Présentation

Dynamic and Pathophysiology of Neuronal Networks

Principal Investigator: Laurent Venance, DR1 Inserm

We are focusing our research on the procedural learning, which corresponds to the acquisition of skills through repeated performance, such as biking or playing an instrument. Cortex-basal ganglia loops (Fig.1a) are involved in the adaptive control of behavior and are the main substrate for procedural learning. Our main focus is about the role of the striatum, which acts as a coincidence detector of distributed patterns of cortical and thalamic activity and is in charge to extract pertinent information from background noise at a t time in a given situation, which will give rise to an action in adequation with the environment (Fig.1b). Our aim is to investigate the biological processes at play to set the striatal filter which allows this proper signal/noise detection. The strenght of the striatal filter depends mainly on the cortico- and thalamo-striatal synaptic efficacy changes. Cortico- and thalamo-striatal long-term plasticity provides a fundamental mechanism for the function of the basal ganglia in in procedural learning. We thus characterize striatal plasticity repertoire and maps at play in physiological and pathophysiological conditions ex vivo and in behaving mice, using a set of highly resolutive techniques combining ex vivo and in vivo electrophysiology, optogenetics, 2-photon imaging, computational models.
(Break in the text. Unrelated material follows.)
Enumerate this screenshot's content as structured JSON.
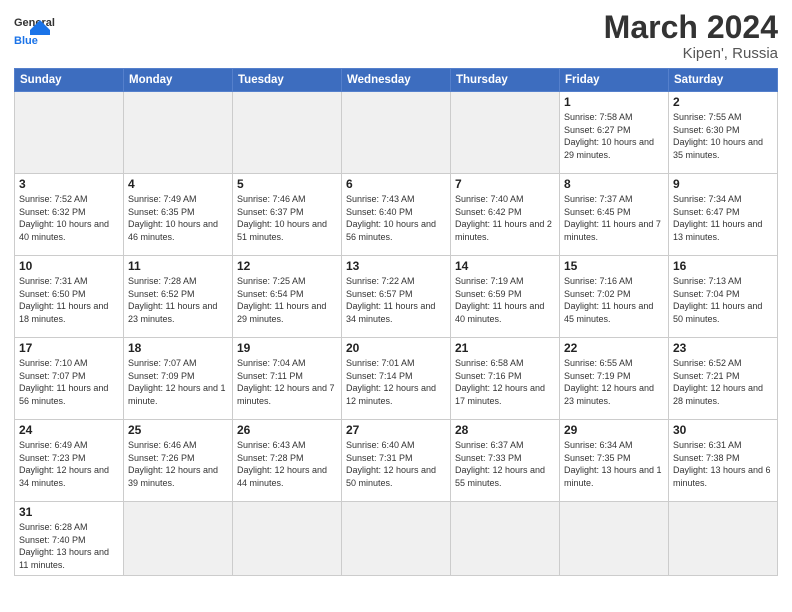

Laurent Venance illustration
Fig. 1 : Basal ganglia and procedural learning. a) Basal ganglia circuits; highlight on the two trans-striatal, direct and indirect, pathways. b) Striatum extracts pertinent information from background noise, and is engaged in fast learning, goal directed behavior and habit formation.
Long-term synaptic plasticity and neuromodulation (e.g. dopamine, acetylcholine, GABA or BDNF) occurs at each step (arrow